Okay, a couple of quick disclaimers—one, I don’t really want you to drink toilet water, and two, this title was kinda clickbaity, but hold on! Don’t click that ‘x’ just yet.
Are you interested in reading about self-improvement? Do you want to get ahead in life, but sometimes feel that the work involved is beneath you?
Would you like to explore this topic with me, and learn what the hell it has to do with toilet water? What’s that? You do? Well, then, I guess I shouldn’t waste your time. Let’s dive right in then, shall we?
A happy childhood
“If you don’t respect your money, then the money won’t come to you.”
That’s what my parents used to tell me as I scrounged wads of one-ringgit bills from my pockets before throwing my pants in the laundry.
“Superstitions!” I’d say. “As if the money knows what I’m doing to it.”
But now that I’ve been somewhat broke for thirty-eight years straight, I’m starting to wonder if there was any truth to the saying. I never did like the idea of having to pamper these little pieces of paper though. To me, the less I fear money—or the lack of it—the more I’m able to live life however I want to.
Now that I have the help of retrospection, I’ve begun to see that my parents weren’t just trying to teach me to respect money for money’s sake. They were instead trying to instil the habit of taking ownership and respecting what I had, no matter how small.
Everything starts small
I believe a smart man called Lao Tzu once said, “Do the difficult things while they are easy, and do the great things while they are small. A journey of a thousand miles must begin with a simple step.”
There are so many ways to interpret this, and Google has been much help in that department either. But if I had to paraphrase, it’d probably go: “If you want to achieve great things, then do the small things that will get you there.”
This was how my parents used to see the world, but in reverse. You want a nicer bike? Then why aren’t you taking care of your old one? You want to have the bigger room? You can’t even keep your smaller one in order.
It’s only now that I’m beginning to see the wisdom of this approach through the actions of younger writers. So many of them want to start the next Huffington Post without first wanting to write every day. Even more are hoping to write the next bestseller without first reading bestsellers themselves.

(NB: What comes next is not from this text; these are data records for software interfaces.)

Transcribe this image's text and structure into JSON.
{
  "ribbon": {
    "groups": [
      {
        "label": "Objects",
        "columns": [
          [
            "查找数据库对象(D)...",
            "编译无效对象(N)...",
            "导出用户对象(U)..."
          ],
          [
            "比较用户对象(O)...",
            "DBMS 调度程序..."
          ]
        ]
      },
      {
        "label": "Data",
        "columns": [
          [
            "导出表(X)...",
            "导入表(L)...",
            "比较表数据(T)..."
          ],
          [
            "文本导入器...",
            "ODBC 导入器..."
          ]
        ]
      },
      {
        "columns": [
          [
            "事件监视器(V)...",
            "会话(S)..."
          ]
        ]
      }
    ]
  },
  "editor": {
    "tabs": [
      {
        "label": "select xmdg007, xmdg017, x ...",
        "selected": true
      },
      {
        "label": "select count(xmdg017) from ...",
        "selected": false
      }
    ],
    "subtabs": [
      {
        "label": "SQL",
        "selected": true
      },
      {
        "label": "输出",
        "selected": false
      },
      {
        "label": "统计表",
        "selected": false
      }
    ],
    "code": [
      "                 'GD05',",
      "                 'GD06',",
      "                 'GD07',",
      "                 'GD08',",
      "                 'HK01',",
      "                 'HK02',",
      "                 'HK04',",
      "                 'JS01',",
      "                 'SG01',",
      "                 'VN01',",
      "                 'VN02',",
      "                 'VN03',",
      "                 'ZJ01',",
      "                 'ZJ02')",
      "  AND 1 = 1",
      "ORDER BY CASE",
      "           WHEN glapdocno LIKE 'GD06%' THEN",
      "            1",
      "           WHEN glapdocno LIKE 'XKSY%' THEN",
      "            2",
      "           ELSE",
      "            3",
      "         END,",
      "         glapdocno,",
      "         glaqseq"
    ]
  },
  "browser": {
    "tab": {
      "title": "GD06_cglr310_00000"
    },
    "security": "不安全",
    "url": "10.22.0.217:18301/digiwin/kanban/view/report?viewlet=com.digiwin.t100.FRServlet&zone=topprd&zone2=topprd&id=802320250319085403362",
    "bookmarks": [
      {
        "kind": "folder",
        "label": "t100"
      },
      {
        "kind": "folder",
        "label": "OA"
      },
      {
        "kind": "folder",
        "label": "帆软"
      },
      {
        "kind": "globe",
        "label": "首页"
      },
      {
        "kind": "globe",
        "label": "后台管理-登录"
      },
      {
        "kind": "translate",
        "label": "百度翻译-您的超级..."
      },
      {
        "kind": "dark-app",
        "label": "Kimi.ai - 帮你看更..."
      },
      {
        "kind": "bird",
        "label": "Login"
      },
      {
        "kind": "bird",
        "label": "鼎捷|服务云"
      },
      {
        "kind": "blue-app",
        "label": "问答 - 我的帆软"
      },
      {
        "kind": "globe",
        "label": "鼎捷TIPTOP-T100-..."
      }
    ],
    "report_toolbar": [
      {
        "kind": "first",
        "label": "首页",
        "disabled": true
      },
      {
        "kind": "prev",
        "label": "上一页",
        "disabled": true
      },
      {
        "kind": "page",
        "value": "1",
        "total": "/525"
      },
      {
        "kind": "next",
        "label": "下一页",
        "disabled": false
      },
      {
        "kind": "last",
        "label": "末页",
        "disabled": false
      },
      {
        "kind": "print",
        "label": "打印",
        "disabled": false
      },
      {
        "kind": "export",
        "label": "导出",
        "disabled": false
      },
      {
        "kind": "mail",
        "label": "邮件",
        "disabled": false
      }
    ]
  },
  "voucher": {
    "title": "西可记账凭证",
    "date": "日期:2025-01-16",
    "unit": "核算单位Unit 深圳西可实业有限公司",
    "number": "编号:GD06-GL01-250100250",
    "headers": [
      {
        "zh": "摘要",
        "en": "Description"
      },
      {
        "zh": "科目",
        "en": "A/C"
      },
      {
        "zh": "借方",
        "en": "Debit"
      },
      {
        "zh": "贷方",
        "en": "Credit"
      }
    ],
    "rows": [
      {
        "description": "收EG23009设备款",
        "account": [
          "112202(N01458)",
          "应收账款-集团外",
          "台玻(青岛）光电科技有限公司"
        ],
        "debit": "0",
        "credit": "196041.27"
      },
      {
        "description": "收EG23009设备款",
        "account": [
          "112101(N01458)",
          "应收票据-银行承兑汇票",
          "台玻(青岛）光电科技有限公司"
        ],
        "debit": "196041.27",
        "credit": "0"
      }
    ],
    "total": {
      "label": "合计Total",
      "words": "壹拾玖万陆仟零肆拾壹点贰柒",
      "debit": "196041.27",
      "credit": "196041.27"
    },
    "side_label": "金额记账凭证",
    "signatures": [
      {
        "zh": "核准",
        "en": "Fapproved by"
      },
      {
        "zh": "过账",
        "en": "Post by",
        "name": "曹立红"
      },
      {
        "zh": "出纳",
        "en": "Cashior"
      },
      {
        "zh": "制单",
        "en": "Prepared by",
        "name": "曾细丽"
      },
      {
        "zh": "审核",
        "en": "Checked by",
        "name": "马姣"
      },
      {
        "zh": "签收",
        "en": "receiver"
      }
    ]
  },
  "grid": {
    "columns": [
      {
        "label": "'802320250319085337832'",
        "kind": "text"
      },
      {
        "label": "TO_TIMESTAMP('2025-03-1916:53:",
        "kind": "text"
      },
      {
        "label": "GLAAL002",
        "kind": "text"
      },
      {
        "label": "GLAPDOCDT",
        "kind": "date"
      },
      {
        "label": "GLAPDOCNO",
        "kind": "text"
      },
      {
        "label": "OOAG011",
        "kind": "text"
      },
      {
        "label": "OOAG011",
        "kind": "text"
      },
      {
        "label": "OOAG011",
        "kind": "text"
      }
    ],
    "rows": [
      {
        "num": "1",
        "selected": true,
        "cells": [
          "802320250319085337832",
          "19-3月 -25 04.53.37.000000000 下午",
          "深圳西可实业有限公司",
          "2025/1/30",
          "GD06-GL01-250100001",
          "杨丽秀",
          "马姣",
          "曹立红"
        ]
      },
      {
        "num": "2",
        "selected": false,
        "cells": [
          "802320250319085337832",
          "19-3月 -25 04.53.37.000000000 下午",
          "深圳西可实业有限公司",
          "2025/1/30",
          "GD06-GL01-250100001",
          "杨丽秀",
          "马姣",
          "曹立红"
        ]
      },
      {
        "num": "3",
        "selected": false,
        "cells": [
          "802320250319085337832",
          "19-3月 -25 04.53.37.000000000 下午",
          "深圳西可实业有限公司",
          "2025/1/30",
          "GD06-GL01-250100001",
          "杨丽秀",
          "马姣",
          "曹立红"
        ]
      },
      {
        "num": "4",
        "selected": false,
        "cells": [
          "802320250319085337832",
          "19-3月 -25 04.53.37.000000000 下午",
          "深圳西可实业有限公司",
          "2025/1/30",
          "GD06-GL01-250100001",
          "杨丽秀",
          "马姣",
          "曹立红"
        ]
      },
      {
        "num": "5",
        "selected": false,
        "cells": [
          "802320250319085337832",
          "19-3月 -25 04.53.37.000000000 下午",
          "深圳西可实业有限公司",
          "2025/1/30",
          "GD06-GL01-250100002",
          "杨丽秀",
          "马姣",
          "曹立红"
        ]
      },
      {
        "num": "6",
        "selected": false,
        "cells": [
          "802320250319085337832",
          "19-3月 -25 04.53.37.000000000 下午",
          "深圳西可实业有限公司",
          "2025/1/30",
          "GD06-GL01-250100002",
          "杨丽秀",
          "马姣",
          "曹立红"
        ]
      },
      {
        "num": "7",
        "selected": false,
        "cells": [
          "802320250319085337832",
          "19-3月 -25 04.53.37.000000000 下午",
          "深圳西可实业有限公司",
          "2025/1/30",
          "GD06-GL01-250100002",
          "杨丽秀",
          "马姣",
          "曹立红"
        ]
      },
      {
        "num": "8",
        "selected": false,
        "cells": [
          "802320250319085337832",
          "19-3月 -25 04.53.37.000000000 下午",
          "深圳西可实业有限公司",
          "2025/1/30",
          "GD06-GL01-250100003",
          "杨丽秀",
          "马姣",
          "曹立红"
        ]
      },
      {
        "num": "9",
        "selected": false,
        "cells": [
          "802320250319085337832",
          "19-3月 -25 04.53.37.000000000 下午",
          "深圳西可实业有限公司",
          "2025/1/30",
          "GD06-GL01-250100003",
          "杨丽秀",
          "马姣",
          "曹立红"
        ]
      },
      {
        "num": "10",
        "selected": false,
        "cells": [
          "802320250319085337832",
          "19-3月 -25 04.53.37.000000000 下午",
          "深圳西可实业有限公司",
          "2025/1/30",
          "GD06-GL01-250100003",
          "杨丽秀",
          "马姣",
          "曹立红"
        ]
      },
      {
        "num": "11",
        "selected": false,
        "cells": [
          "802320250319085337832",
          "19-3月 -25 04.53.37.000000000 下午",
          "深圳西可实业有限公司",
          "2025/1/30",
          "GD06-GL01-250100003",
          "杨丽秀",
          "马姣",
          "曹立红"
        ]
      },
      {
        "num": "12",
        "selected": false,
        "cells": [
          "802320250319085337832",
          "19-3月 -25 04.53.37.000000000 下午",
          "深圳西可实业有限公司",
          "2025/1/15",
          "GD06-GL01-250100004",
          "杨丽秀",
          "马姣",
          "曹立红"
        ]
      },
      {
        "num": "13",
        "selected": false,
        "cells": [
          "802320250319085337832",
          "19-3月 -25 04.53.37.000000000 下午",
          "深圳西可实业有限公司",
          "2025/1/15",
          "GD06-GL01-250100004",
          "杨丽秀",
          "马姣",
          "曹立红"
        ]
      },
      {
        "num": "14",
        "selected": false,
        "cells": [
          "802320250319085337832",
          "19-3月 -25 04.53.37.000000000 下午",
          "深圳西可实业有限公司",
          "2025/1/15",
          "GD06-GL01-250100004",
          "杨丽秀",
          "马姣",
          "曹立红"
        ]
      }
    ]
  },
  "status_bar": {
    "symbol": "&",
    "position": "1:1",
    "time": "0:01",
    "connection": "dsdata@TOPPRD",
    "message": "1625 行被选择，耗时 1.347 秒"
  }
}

Why is this? Is it because their goals are too big compared to the simple act of writing every day? Or maybe they think they deserve to write at fifty cents per word without first having a client that’d pay them a fifth of that amount?
Never a task too unimportant
They say that if you can’t do extraordinary things, then you should learn to do simple things extraordinarily.
Take, for instance, the act of learning a musical instrument. Scales are an important—and often boring—part of musical lessons. Now, you probably won’t start out playing for an orchestra after your first lesson, and most of you probably never will even after a lifetime of training, but if scales are what it takes to get you to the next level, then it behooves you to get right down to it.
Why? Why not just have fun and play whatever you want? That’s a good question, but let me throw this question right back at you: How good do you want to be?
We all want to improve, don’t we? And that inevitably involves practising the scales. If you can’t even bring yourself to do that, then you don’t have any business aiming for the next level.
It reminds me of Dr. K’s story (you can look him up on YouTube) of wanting to seek enlightenment after failing through life.
He went to an ashram with nothing to his name, and the monks simply told him: “You can’t give up wealth if you haven’t attained it yet. And if you haven’t accomplished success in the material world, then you’re definitely not ready for the path to enlightenment.”
His was an isolated case, I’m sure, but I found that to be a rather thought-provoking idea. I imagine it’s much easier to let go of attachment if you haven’t experienced it versus if you had all the material comforts in this world.
The toilet water
And so we come to the topic at hand. These toilet water shenanigans follow the story about a toilet cleaner who, thanks to the convenience of storytelling, wasn’t able to get a job elsewhere except at the local outhouses.
But never once did this guy complain about being down in the dumps (heh). Instead, he took it upon himself to do the best he could with whatever he was given. And thus was his life for many years, until the day the king arrived.
After going about his business (heh heh), the king exclaimed that this was the cleanest toilet he’d ever had the pleasure of seeing. Even the ones in his palace weren’t as polished.
The janitor accepted this compliment, but he went one step further to prove his craft. He took a wooden cup, scooped the water from the toilet bowl and—much to the king’s horror—drank it. This confidence in his work earned the cleaner a spot in the king’s palace, not as a cleaner, but as the head of servants.
Do what you can
So you see, just because you weren’t born for greatness doesn’t mean you can’t attain it. And the best part of it is that you can start your journey today if you so desired.
You don’t need to be the next Micheal Jordan because you love playing basketball, nor do you need to be Hemingway if you enjoy writing with brevity.
But wherever it is you’re at—say as a basketball coach for your local high school team, or a budding author trying to find traction on Wattpad—make sure you’re crushing the small steps that’ll take you to your goals, no matter how small or mundane.
Show the world why you deserve the things that you want. Demonstrate your willingness to make your dreams come true. Drink that toilet water.
Not literally, of course.